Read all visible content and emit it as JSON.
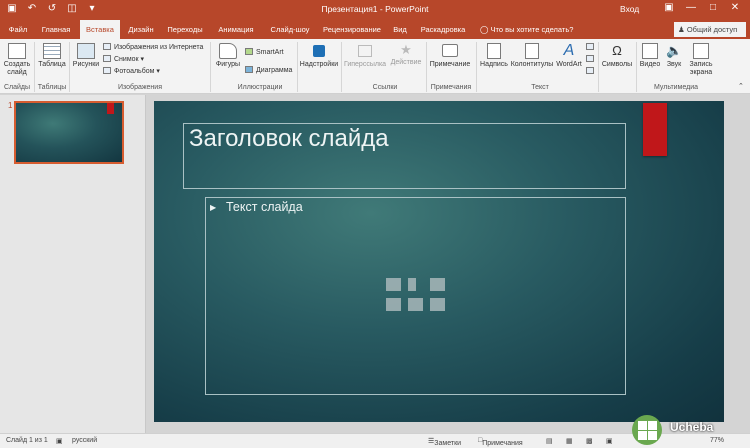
{
  "titlebar": {
    "title": "Презентация1 - PowerPoint",
    "signin": "Вход",
    "qat": [
      "save-icon",
      "undo-icon",
      "redo-icon",
      "presenter-icon",
      "customize-icon"
    ]
  },
  "tabs": [
    "Файл",
    "Главная",
    "Вставка",
    "Дизайн",
    "Переходы",
    "Анимация",
    "Слайд-шоу",
    "Рецензирование",
    "Вид",
    "Раскадровка"
  ],
  "active_tab": "Вставка",
  "tellme": "Что вы хотите сделать?",
  "share": "Общий доступ",
  "ribbon": {
    "new_slide": "Создать слайд",
    "table": "Таблица",
    "pictures": "Рисунки",
    "online_pictures": "Изображения из Интернета",
    "screenshot": "Снимок",
    "photo_album": "Фотоальбом",
    "shapes": "Фигуры",
    "smartart": "SmartArt",
    "chart": "Диаграмма",
    "addins": "Надстройки",
    "hyperlink": "Гиперссылка",
    "action": "Действие",
    "comment": "Примечание",
    "textbox": "Надпись",
    "header_footer": "Колонтитулы",
    "wordart": "WordArt",
    "symbols": "Символы",
    "video": "Видео",
    "audio": "Звук",
    "screen_recording": "Запись экрана",
    "groups": {
      "slides": "Слайды",
      "tables": "Таблицы",
      "images": "Изображения",
      "illustrations": "Иллюстрации",
      "links": "Ссылки",
      "comments": "Примечания",
      "text": "Текст",
      "media": "Мультимедиа"
    }
  },
  "slide": {
    "title": "Заголовок слайда",
    "body": "Текст слайда",
    "number": "1"
  },
  "status": {
    "slide_of": "Слайд 1 из 1",
    "language": "русский",
    "notes": "Заметки",
    "comments": "Примечания",
    "zoom": "77%"
  },
  "watermark": "Ucheba"
}
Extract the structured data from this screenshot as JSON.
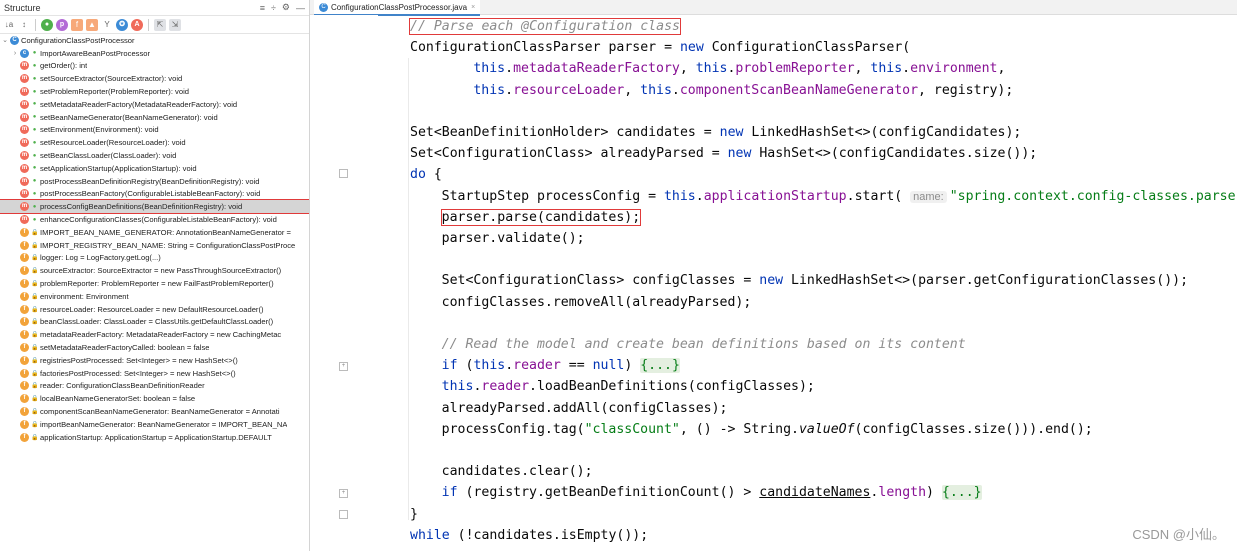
{
  "structure": {
    "title": "Structure",
    "controls": [
      "≡",
      "÷",
      "⚙",
      "—"
    ],
    "toolbar": [
      "↓a",
      "↕",
      "●",
      "p",
      "f",
      "▲",
      "Y",
      "✪",
      "A"
    ],
    "root": "ConfigurationClassPostProcessor",
    "items": [
      {
        "kind": "c",
        "lock": false,
        "label": "ImportAwareBeanPostProcessor",
        "arrow": "›"
      },
      {
        "kind": "m",
        "lock": false,
        "label": "getOrder(): int"
      },
      {
        "kind": "m",
        "lock": false,
        "label": "setSourceExtractor(SourceExtractor): void"
      },
      {
        "kind": "m",
        "lock": false,
        "label": "setProblemReporter(ProblemReporter): void"
      },
      {
        "kind": "m",
        "lock": false,
        "label": "setMetadataReaderFactory(MetadataReaderFactory): void"
      },
      {
        "kind": "m",
        "lock": false,
        "label": "setBeanNameGenerator(BeanNameGenerator): void"
      },
      {
        "kind": "m",
        "lock": false,
        "label": "setEnvironment(Environment): void"
      },
      {
        "kind": "m",
        "lock": false,
        "label": "setResourceLoader(ResourceLoader): void"
      },
      {
        "kind": "m",
        "lock": false,
        "label": "setBeanClassLoader(ClassLoader): void"
      },
      {
        "kind": "m",
        "lock": false,
        "label": "setApplicationStartup(ApplicationStartup): void"
      },
      {
        "kind": "m",
        "lock": false,
        "label": "postProcessBeanDefinitionRegistry(BeanDefinitionRegistry): void"
      },
      {
        "kind": "m",
        "lock": false,
        "label": "postProcessBeanFactory(ConfigurableListableBeanFactory): void"
      },
      {
        "kind": "m",
        "lock": false,
        "label": "processConfigBeanDefinitions(BeanDefinitionRegistry): void",
        "selected": true
      },
      {
        "kind": "m",
        "lock": false,
        "label": "enhanceConfigurationClasses(ConfigurableListableBeanFactory): void"
      },
      {
        "kind": "f",
        "lock": true,
        "label": "IMPORT_BEAN_NAME_GENERATOR: AnnotationBeanNameGenerator ="
      },
      {
        "kind": "f",
        "lock": true,
        "label": "IMPORT_REGISTRY_BEAN_NAME: String = ConfigurationClassPostProce"
      },
      {
        "kind": "f",
        "lock": true,
        "label": "logger: Log = LogFactory.getLog(...)"
      },
      {
        "kind": "f",
        "lock": true,
        "label": "sourceExtractor: SourceExtractor = new PassThroughSourceExtractor()"
      },
      {
        "kind": "f",
        "lock": true,
        "label": "problemReporter: ProblemReporter = new FailFastProblemReporter()"
      },
      {
        "kind": "f",
        "lock": true,
        "label": "environment: Environment"
      },
      {
        "kind": "f",
        "lock": true,
        "label": "resourceLoader: ResourceLoader = new DefaultResourceLoader()"
      },
      {
        "kind": "f",
        "lock": true,
        "label": "beanClassLoader: ClassLoader = ClassUtils.getDefaultClassLoader()"
      },
      {
        "kind": "f",
        "lock": true,
        "label": "metadataReaderFactory: MetadataReaderFactory = new CachingMetac"
      },
      {
        "kind": "f",
        "lock": true,
        "label": "setMetadataReaderFactoryCalled: boolean = false"
      },
      {
        "kind": "f",
        "lock": true,
        "label": "registriesPostProcessed: Set<Integer> = new HashSet<>()"
      },
      {
        "kind": "f",
        "lock": true,
        "label": "factoriesPostProcessed: Set<Integer> = new HashSet<>()"
      },
      {
        "kind": "f",
        "lock": true,
        "label": "reader: ConfigurationClassBeanDefinitionReader"
      },
      {
        "kind": "f",
        "lock": true,
        "label": "localBeanNameGeneratorSet: boolean = false"
      },
      {
        "kind": "f",
        "lock": true,
        "label": "componentScanBeanNameGenerator: BeanNameGenerator = Annotati"
      },
      {
        "kind": "f",
        "lock": true,
        "label": "importBeanNameGenerator: BeanNameGenerator = IMPORT_BEAN_NA"
      },
      {
        "kind": "f",
        "lock": true,
        "label": "applicationStartup: ApplicationStartup = ApplicationStartup.DEFAULT"
      }
    ]
  },
  "editor": {
    "tab_label": "ConfigurationClassPostProcessor.java",
    "tab_close": "×",
    "lines": [
      {
        "indent": 0,
        "box": true,
        "tokens": [
          {
            "c": "cm",
            "t": "// Parse each @Configuration class"
          }
        ]
      },
      {
        "indent": 0,
        "tokens": [
          {
            "t": "ConfigurationClassParser parser = "
          },
          {
            "c": "kw",
            "t": "new "
          },
          {
            "t": "ConfigurationClassParser("
          }
        ]
      },
      {
        "indent": 8,
        "tokens": [
          {
            "c": "kw",
            "t": "this"
          },
          {
            "t": "."
          },
          {
            "c": "fd",
            "t": "metadataReaderFactory"
          },
          {
            "t": ", "
          },
          {
            "c": "kw",
            "t": "this"
          },
          {
            "t": "."
          },
          {
            "c": "fd",
            "t": "problemReporter"
          },
          {
            "t": ", "
          },
          {
            "c": "kw",
            "t": "this"
          },
          {
            "t": "."
          },
          {
            "c": "fd",
            "t": "environment"
          },
          {
            "t": ","
          }
        ]
      },
      {
        "indent": 8,
        "tokens": [
          {
            "c": "kw",
            "t": "this"
          },
          {
            "t": "."
          },
          {
            "c": "fd",
            "t": "resourceLoader"
          },
          {
            "t": ", "
          },
          {
            "c": "kw",
            "t": "this"
          },
          {
            "t": "."
          },
          {
            "c": "fd",
            "t": "componentScanBeanNameGenerator"
          },
          {
            "t": ", registry);"
          }
        ]
      },
      {
        "indent": 0,
        "tokens": []
      },
      {
        "indent": 0,
        "tokens": [
          {
            "t": "Set<BeanDefinitionHolder> candidates = "
          },
          {
            "c": "kw",
            "t": "new "
          },
          {
            "t": "LinkedHashSet<>(configCandidates);"
          }
        ]
      },
      {
        "indent": 0,
        "tokens": [
          {
            "t": "Set<ConfigurationClass> alreadyParsed = "
          },
          {
            "c": "kw",
            "t": "new "
          },
          {
            "t": "HashSet<>(configCandidates.size());"
          }
        ]
      },
      {
        "indent": 0,
        "tokens": [
          {
            "c": "kw",
            "t": "do "
          },
          {
            "t": "{"
          }
        ]
      },
      {
        "indent": 4,
        "tokens": [
          {
            "t": "StartupStep processConfig = "
          },
          {
            "c": "kw",
            "t": "this"
          },
          {
            "t": "."
          },
          {
            "c": "fd",
            "t": "applicationStartup"
          },
          {
            "t": ".start( "
          },
          {
            "c": "hint",
            "t": "name:"
          },
          {
            "c": "st",
            "t": "\"spring.context.config-classes.parse\""
          },
          {
            "t": ");"
          }
        ]
      },
      {
        "indent": 4,
        "box": true,
        "tokens": [
          {
            "t": "parser.parse(candidates);"
          }
        ]
      },
      {
        "indent": 4,
        "tokens": [
          {
            "t": "parser.validate();"
          }
        ]
      },
      {
        "indent": 0,
        "tokens": []
      },
      {
        "indent": 4,
        "tokens": [
          {
            "t": "Set<ConfigurationClass> configClasses = "
          },
          {
            "c": "kw",
            "t": "new "
          },
          {
            "t": "LinkedHashSet<>(parser.getConfigurationClasses());"
          }
        ]
      },
      {
        "indent": 4,
        "tokens": [
          {
            "t": "configClasses.removeAll(alreadyParsed);"
          }
        ]
      },
      {
        "indent": 0,
        "tokens": []
      },
      {
        "indent": 4,
        "tokens": [
          {
            "c": "cm",
            "t": "// Read the model and create bean definitions based on its content"
          }
        ]
      },
      {
        "indent": 4,
        "tokens": [
          {
            "c": "kw",
            "t": "if "
          },
          {
            "t": "("
          },
          {
            "c": "kw",
            "t": "this"
          },
          {
            "t": "."
          },
          {
            "c": "fd",
            "t": "reader "
          },
          {
            "t": "== "
          },
          {
            "c": "kw",
            "t": "null"
          },
          {
            "t": ") "
          },
          {
            "c": "fb",
            "t": "{...}"
          }
        ]
      },
      {
        "indent": 4,
        "tokens": [
          {
            "c": "kw",
            "t": "this"
          },
          {
            "t": "."
          },
          {
            "c": "fd",
            "t": "reader"
          },
          {
            "t": ".loadBeanDefinitions(configClasses);"
          }
        ]
      },
      {
        "indent": 4,
        "tokens": [
          {
            "t": "alreadyParsed.addAll(configClasses);"
          }
        ]
      },
      {
        "indent": 4,
        "tokens": [
          {
            "t": "processConfig.tag("
          },
          {
            "c": "st",
            "t": "\"classCount\""
          },
          {
            "t": ", () -> String."
          },
          {
            "c": "it",
            "t": "valueOf"
          },
          {
            "t": "(configClasses.size())).end();"
          }
        ]
      },
      {
        "indent": 0,
        "tokens": []
      },
      {
        "indent": 4,
        "tokens": [
          {
            "t": "candidates.clear();"
          }
        ]
      },
      {
        "indent": 4,
        "tokens": [
          {
            "c": "kw",
            "t": "if "
          },
          {
            "t": "(registry.getBeanDefinitionCount() > "
          },
          {
            "c": "ul",
            "t": "candidateNames"
          },
          {
            "t": "."
          },
          {
            "c": "fd",
            "t": "length"
          },
          {
            "t": ") "
          },
          {
            "c": "fb",
            "t": "{...}"
          }
        ]
      },
      {
        "indent": 0,
        "tokens": [
          {
            "t": "}"
          }
        ]
      },
      {
        "indent": 0,
        "tokens": [
          {
            "c": "kw",
            "t": "while "
          },
          {
            "t": "(!candidates.isEmpty());"
          }
        ]
      }
    ]
  },
  "watermark": "CSDN @小仙。"
}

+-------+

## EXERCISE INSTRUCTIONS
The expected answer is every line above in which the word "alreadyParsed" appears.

## ANSWER BELOW
            "t": "Set<ConfigurationClass> alreadyParsed = "
            "t": "configClasses.removeAll(alreadyParsed);"
            "t": "alreadyParsed.addAll(configClasses);"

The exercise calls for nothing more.